One of the first meetings of the minds between circus entertainment and TV viewing was the appropriately titled “Big Top.” The show included standard circus fare and managed to find an audience for only about six months. The biggest claim to fame of “Big Top” aside from being one of the prototypes of the circus variety show is that one of the faces hidden behind the clown makeup belong to none other than Ed McMahon himself.
The 1956 TV season featured the variety show called “Circus Time” which was hosted by ventriloquist Paul Winchell and co-hosted by Winchell’s most famous dummies. Jerry Mahoney and Knucklehead Smith were apparently not a big enough draw to get people to tune in to watch circus acts so the dummies and the circus acts were supplemented with musical numbers. Even so, “Circus Time” lasted under TV’s big top merely a year.
What set “Hippodrome” apart from the other variety shows that focused on circus entertainment was that it was filmed across the pond. Despite the fact that “Hippodrome” brought a continental flavor to circus shows, the actual acts really did not seem to be all that unique. “Hippodrome” featured the same clowns, trapeze artists and animals as other circus shows, but not much else that was new. Except in the arena of television’s ringmaster which included such unusual choices as Woody Allen and the voice of the Cat in the Hat himself, Allan Sherman.

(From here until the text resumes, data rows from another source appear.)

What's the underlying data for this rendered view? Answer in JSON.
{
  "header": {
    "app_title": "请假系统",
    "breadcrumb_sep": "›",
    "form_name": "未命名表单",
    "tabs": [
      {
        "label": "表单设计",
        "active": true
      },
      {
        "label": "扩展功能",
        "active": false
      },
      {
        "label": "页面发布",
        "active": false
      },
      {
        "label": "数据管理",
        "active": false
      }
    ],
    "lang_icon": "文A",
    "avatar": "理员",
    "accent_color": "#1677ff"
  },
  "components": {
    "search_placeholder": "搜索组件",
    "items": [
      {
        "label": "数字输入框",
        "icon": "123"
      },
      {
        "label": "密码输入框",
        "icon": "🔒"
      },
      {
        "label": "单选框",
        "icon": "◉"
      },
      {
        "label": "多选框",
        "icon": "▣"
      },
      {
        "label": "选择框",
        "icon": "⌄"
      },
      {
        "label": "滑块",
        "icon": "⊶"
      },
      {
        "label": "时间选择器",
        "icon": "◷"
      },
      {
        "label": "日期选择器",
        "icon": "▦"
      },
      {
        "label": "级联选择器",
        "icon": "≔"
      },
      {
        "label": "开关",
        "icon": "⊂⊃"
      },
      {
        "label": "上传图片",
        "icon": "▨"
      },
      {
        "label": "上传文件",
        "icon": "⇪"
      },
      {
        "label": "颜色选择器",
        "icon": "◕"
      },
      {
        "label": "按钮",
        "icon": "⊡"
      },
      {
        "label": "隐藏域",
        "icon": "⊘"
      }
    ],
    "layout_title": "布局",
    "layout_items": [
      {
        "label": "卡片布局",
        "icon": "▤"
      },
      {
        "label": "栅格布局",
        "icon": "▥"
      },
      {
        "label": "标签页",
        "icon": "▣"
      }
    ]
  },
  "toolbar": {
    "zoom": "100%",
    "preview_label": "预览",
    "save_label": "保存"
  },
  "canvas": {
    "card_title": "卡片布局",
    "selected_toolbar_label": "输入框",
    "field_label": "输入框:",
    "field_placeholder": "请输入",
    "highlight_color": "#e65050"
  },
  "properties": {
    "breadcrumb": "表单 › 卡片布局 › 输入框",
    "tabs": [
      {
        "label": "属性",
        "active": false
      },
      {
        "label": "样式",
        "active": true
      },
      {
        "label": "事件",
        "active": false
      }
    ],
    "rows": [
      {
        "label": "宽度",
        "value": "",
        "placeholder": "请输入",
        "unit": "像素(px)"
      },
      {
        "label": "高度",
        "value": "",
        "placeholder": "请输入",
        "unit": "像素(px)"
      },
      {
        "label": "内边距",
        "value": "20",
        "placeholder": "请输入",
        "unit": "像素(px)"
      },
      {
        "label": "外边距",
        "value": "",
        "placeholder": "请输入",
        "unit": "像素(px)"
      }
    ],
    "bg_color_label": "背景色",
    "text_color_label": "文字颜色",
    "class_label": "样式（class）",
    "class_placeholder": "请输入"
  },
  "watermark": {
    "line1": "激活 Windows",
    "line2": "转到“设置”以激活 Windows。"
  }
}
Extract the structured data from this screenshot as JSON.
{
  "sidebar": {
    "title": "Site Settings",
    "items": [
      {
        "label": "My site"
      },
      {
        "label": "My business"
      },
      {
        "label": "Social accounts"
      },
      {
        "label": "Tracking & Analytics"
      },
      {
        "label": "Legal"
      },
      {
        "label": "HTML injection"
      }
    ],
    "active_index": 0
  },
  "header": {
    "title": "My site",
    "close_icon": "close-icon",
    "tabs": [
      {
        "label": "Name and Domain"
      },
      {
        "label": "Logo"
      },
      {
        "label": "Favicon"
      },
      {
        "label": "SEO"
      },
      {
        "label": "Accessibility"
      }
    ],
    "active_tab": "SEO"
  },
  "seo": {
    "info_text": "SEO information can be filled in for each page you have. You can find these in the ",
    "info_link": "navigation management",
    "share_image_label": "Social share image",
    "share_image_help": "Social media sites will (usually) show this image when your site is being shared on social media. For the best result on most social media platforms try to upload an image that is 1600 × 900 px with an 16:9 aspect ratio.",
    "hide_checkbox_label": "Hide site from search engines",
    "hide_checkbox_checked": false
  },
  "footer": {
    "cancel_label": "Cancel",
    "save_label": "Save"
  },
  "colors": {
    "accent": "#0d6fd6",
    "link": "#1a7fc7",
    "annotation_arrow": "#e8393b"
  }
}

Circus of the Stars
By the time of disco, the circus was already becoming pretty much passe. One way that network executives tried to dress up this traditional entertainment in a brand new package was to introduce celebrities into the act. You think “Dancing with the Stars” requires commitment? How about watching your favorite TV celebrities getting elephants to do tricks or walking across a high wire or flying on the trapeze. Now that’s entertainment!
Great Circuses of the World
By the approach of the 1990s, with Cirque de Soleil still not quite a sensation, it looked as though the only way to get audiences to watch a circus performance on TV was to go outside the country. “Great Circuses of the World” provided a glimpse into the world of international circus acts from Mexico to Japan. Audiences seemed distinctly unimpressed.